He wrote about evolution and how he believed that all animals where not created by God but through evolution. This was a revolutionary idea at the time because such a theory had never been suggested before and it led to wide controversy, and his idea’s were ridiculed my many Christian’s as they went against the bible. Before Darwin’s theories people lived in a male dominated society and most people were Christians. This lead to the ridicule of his theories because not only did it go against the bible, it also suggested females were equal to males, an idea that was lost in a patriarchal society.
Darwin travelled around the world to try and find proof for this theory, including his famous trip to the Galapagos Islands. Through this research he proved that animals evolved to create other species. This is linked to A Doll’s House because this idea meant women were not created from men, but separately. This in turn led to the idea that men were equal to women, and this is what Nora believed, and it was her husbands disbelief at this that caused her oppression and it was the idea that women aren’t equal to men that made him say Nora spoke like a ‘little girl’.
This idea of evolution and survival of the fittest also linked in with the idea that you could determine your own future, something that Nora doesn’t believe at the beginning of the play, but by the end she realises she can, and she does by leaving her husband. A Doll’s house has a very interesting social context. It was published in 1879, A time in which society was very male dominated, and women’s views were suppressed, however, A Doll’s House has the central theme of female emancipation, as shown through the links to the suffragettes. Also interesting is the society at the time Ibsen wrote this.

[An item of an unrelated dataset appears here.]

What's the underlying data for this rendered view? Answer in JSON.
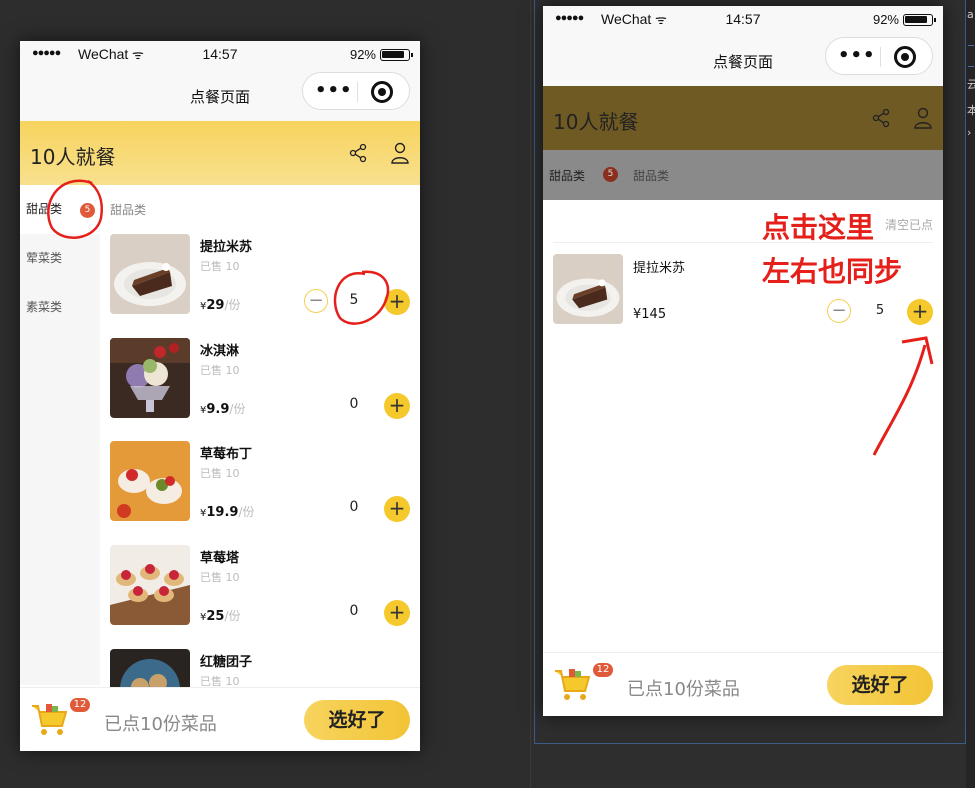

It was a society that was very brutal, where appearances are the main importance and not what’s inside. From the outside the society looks good, affluent and agreeable, with servants waiting on you, and large rooms to celebrate Christmas and live a happy, middle-class life, but to those living the lifestyle, there is a heavy price to pay. People have to act, not as they would like, but as society would deem ‘respectable’ and this ‘respectability’ is a very superficial one, based on money, business and being ‘average’, conformant to societies rules.

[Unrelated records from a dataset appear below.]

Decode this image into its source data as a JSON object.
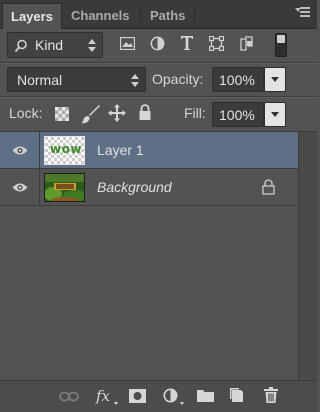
{
  "tabs": [
    {
      "label": "Layers",
      "active": true
    },
    {
      "label": "Channels",
      "active": false
    },
    {
      "label": "Paths",
      "active": false
    }
  ],
  "filter": {
    "kind_value": "Kind",
    "icons": [
      "search-icon",
      "pixel-layer-filter-icon",
      "adjustment-layer-filter-icon",
      "type-layer-filter-icon",
      "shape-layer-filter-icon",
      "smart-object-filter-icon",
      "filter-toggle-icon"
    ]
  },
  "blend": {
    "mode_value": "Normal",
    "opacity_label": "Opacity:",
    "opacity_value": "100%"
  },
  "lock": {
    "label": "Lock:",
    "icons": [
      "lock-transparent-pixels-icon",
      "lock-image-pixels-icon",
      "lock-position-icon",
      "lock-all-icon"
    ],
    "fill_label": "Fill:",
    "fill_value": "100%"
  },
  "layers": [
    {
      "name": "Layer 1",
      "visible": true,
      "selected": true,
      "italic": false,
      "thumb_text": "wow",
      "locked": false
    },
    {
      "name": "Background",
      "visible": true,
      "selected": false,
      "italic": true,
      "thumb_text": "",
      "locked": true
    }
  ],
  "bottom_icons": [
    "link-layers-icon",
    "fx-icon",
    "add-mask-icon",
    "adjustment-layer-icon",
    "new-group-icon",
    "new-layer-icon",
    "delete-layer-icon"
  ],
  "fx_label": "fx",
  "colors": {
    "panel": "#535353",
    "selected_row": "#5f6f84",
    "field": "#3b3b3b"
  }
}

This means that those that enter from outside the society are shunted and mistreated. This society is shown through A Doll’s House in a variety of ways. Firstly we can see it through Nora’s initial treatment of Mrs. Linde-she does not recognise her, because she has aged so prematurely, from stress-something not found within the agreeable middle-class women, making her stand out. We also see this idea of superficiality at the end of the play, when Torvald discovers Nora’s secret. He says ‘As regards our relationship – we must appear to be living together just as before.

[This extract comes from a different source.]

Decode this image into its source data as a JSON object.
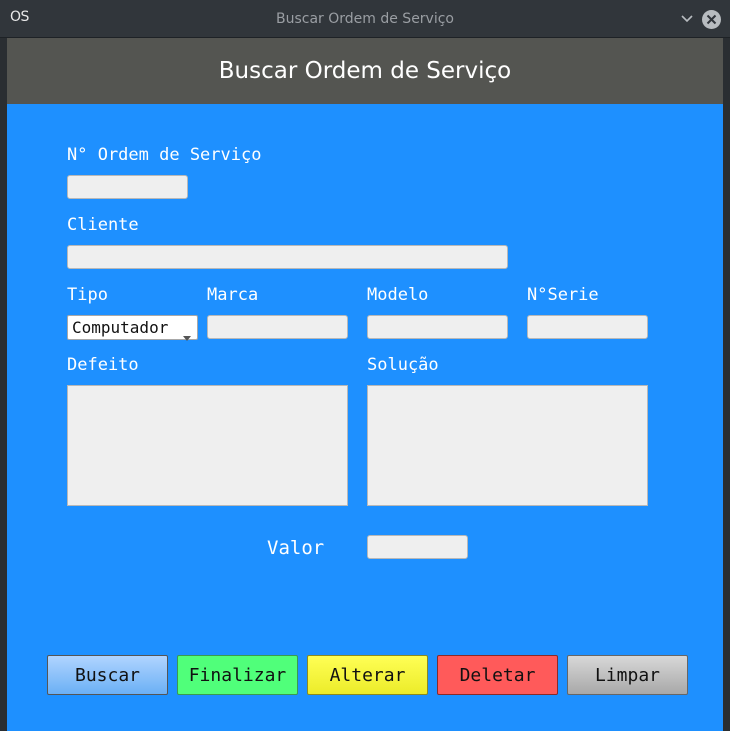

Only appear, of course. ‘ This shows how Torvald views appearances so importantly, he wants Nora to remain there, purely so he wont be frowned upon by society as an outsider, even though he will know deep-down, that’s what he will now be. In conclusion there are many different historical ideas and events that build a context, from which Ibsen wrote A Doll’s House and their influences are clear in different ways throughout the play, and they help to give a clearer picture of how the characters are living, and the motivations behind their actions.